++++ Material supplied ++++

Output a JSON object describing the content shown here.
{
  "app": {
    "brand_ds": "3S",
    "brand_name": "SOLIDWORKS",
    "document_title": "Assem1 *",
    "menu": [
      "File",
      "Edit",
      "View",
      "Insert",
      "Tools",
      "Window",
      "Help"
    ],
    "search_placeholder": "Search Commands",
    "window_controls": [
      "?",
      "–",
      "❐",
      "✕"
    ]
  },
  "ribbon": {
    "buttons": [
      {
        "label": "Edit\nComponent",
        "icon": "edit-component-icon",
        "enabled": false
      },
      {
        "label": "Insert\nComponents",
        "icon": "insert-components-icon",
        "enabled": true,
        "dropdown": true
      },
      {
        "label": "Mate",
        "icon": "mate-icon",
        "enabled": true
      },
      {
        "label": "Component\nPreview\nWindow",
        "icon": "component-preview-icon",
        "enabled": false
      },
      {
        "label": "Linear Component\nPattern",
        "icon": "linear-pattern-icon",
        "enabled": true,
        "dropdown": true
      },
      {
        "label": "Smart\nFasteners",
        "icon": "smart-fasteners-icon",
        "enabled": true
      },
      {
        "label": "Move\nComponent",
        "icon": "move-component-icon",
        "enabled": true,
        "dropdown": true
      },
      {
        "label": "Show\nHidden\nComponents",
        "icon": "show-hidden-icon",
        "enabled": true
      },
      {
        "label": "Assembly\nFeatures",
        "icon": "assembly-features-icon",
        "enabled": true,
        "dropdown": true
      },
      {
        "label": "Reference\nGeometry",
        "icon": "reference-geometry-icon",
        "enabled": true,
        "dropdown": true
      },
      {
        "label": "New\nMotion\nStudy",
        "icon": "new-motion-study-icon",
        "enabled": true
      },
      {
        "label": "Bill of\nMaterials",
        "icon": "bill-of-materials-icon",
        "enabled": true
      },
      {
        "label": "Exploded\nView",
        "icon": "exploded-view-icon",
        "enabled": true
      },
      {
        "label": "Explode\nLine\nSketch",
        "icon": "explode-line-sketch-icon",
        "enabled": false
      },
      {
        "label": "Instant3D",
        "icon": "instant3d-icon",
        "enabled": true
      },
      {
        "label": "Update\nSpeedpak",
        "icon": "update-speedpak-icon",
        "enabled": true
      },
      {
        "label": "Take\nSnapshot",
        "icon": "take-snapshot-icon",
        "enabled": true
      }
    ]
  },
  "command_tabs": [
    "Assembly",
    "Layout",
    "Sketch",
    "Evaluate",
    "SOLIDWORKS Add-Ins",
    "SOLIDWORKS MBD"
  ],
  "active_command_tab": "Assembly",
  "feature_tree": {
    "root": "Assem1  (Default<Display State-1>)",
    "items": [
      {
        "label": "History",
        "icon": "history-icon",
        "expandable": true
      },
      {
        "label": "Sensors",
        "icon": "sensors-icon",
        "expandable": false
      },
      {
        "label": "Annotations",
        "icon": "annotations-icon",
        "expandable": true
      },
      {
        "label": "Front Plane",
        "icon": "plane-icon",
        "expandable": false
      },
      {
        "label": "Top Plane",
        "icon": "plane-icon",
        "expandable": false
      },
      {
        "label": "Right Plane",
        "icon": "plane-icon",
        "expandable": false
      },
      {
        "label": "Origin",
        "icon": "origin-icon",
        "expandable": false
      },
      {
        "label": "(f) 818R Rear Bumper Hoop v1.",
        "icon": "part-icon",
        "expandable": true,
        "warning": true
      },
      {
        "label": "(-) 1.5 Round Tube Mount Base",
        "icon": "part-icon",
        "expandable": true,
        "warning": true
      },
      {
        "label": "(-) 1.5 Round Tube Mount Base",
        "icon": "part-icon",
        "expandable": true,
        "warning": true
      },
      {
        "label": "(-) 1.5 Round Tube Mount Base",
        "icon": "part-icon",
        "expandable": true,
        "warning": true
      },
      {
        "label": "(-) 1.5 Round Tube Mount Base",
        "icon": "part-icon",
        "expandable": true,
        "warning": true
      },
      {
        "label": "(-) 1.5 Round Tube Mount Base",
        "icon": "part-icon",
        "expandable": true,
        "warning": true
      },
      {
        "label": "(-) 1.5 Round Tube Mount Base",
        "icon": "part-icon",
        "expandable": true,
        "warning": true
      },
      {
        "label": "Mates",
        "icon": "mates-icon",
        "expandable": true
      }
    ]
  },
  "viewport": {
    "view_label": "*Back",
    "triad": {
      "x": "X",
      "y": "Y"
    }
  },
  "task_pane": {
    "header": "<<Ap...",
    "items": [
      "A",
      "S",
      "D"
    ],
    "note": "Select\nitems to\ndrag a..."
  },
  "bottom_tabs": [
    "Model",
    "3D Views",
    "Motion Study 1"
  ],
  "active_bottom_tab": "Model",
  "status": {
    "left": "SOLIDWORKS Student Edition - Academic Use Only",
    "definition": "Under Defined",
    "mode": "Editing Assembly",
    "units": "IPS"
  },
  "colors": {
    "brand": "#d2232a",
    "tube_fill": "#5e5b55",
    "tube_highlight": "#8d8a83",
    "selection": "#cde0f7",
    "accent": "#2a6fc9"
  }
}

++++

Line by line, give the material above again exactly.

Answer to this problem
Output a JSON object describing the content shown here.
{
  "app": {
    "brand_ds": "3S",
    "brand_name": "SOLIDWORKS",
    "document_title": "Assem1 *",
    "menu": [
      "File",
      "Edit",
      "View",
      "Insert",
      "Tools",
      "Window",
      "Help"
    ],
    "search_placeholder": "Search Commands",
    "window_controls": [
      "?",
      "–",
      "❐",
      "✕"
    ]
  },
  "ribbon": {
    "buttons": [
      {
        "label": "Edit\nComponent",
        "icon": "edit-component-icon",
        "enabled": false
      },
      {
        "label": "Insert\nComponents",
        "icon": "insert-components-icon",
        "enabled": true,
        "dropdown": true
      },
      {
        "label": "Mate",
        "icon": "mate-icon",
        "enabled": true
      },
      {
        "label": "Component\nPreview\nWindow",
        "icon": "component-preview-icon",
        "enabled": false
      },
      {
        "label": "Linear Component\nPattern",
        "icon": "linear-pattern-icon",
        "enabled": true,
        "dropdown": true
      },
      {
        "label": "Smart\nFasteners",
        "icon": "smart-fasteners-icon",
        "enabled": true
      },
      {
        "label": "Move\nComponent",
        "icon": "move-component-icon",
        "enabled": true,
        "dropdown": true
      },
      {
        "label": "Show\nHidden\nComponents",
        "icon": "show-hidden-icon",
        "enabled": true
      },
      {
        "label": "Assembly\nFeatures",
        "icon": "assembly-features-icon",
        "enabled": true,
        "dropdown": true
      },
      {
        "label": "Reference\nGeometry",
        "icon": "reference-geometry-icon",
        "enabled": true,
        "dropdown": true
      },
      {
        "label": "New\nMotion\nStudy",
        "icon": "new-motion-study-icon",
        "enabled": true
      },
      {
        "label": "Bill of\nMaterials",
        "icon": "bill-of-materials-icon",
        "enabled": true
      },
      {
        "label": "Exploded\nView",
        "icon": "exploded-view-icon",
        "enabled": true
      },
      {
        "label": "Explode\nLine\nSketch",
        "icon": "explode-line-sketch-icon",
        "enabled": false
      },
      {
        "label": "Instant3D",
        "icon": "instant3d-icon",
        "enabled": true
      },
      {
        "label": "Update\nSpeedpak",
        "icon": "update-speedpak-icon",
        "enabled": true
      },
      {
        "label": "Take\nSnapshot",
        "icon": "take-snapshot-icon",
        "enabled": true
      }
    ]
  },
  "command_tabs": [
    "Assembly",
    "Layout",
    "Sketch",
    "Evaluate",
    "SOLIDWORKS Add-Ins",
    "SOLIDWORKS MBD"
  ],
  "active_command_tab": "Assembly",
  "feature_tree": {
    "root": "Assem1  (Default<Display State-1>)",
    "items": [
      {
        "label": "History",
        "icon": "history-icon",
        "expandable": true
      },
      {
        "label": "Sensors",
        "icon": "sensors-icon",
        "expandable": false
      },
      {
        "label": "Annotations",
        "icon": "annotations-icon",
        "expandable": true
      },
      {
        "label": "Front Plane",
        "icon": "plane-icon",
        "expandable": false
      },
      {
        "label": "Top Plane",
        "icon": "plane-icon",
        "expandable": false
      },
      {
        "label": "Right Plane",
        "icon": "plane-icon",
        "expandable": false
      },
      {
        "label": "Origin",
        "icon": "origin-icon",
        "expandable": false
      },
      {
        "label": "(f) 818R Rear Bumper Hoop v1.",
        "icon": "part-icon",
        "expandable": true,
        "warning": true
      },
      {
        "label": "(-) 1.5 Round Tube Mount Base",
        "icon": "part-icon",
        "expandable": true,
        "warning": true
      },
      {
        "label": "(-) 1.5 Round Tube Mount Base",
        "icon": "part-icon",
        "expandable": true,
        "warning": true
      },
      {
        "label": "(-) 1.5 Round Tube Mount Base",
        "icon": "part-icon",
        "expandable": true,
        "warning": true
      },
      {
        "label": "(-) 1.5 Round Tube Mount Base",
        "icon": "part-icon",
        "expandable": true,
        "warning": true
      },
      {
        "label": "(-) 1.5 Round Tube Mount Base",
        "icon": "part-icon",
        "expandable": true,
        "warning": true
      },
      {
        "label": "(-) 1.5 Round Tube Mount Base",
        "icon": "part-icon",
        "expandable": true,
        "warning": true
      },
      {
        "label": "Mates",
        "icon": "mates-icon",
        "expandable": true
      }
    ]
  },
  "viewport": {
    "view_label": "*Back",
    "triad": {
      "x": "X",
      "y": "Y"
    }
  },
  "task_pane": {
    "header": "<<Ap...",
    "items": [
      "A",
      "S",
      "D"
    ],
    "note": "Select\nitems to\ndrag a..."
  },
  "bottom_tabs": [
    "Model",
    "3D Views",
    "Motion Study 1"
  ],
  "active_bottom_tab": "Model",
  "status": {
    "left": "SOLIDWORKS Student Edition - Academic Use Only",
    "definition": "Under Defined",
    "mode": "Editing Assembly",
    "units": "IPS"
  },
  "colors": {
    "brand": "#d2232a",
    "tube_fill": "#5e5b55",
    "tube_highlight": "#8d8a83",
    "selection": "#cde0f7",
    "accent": "#2a6fc9"
  }
}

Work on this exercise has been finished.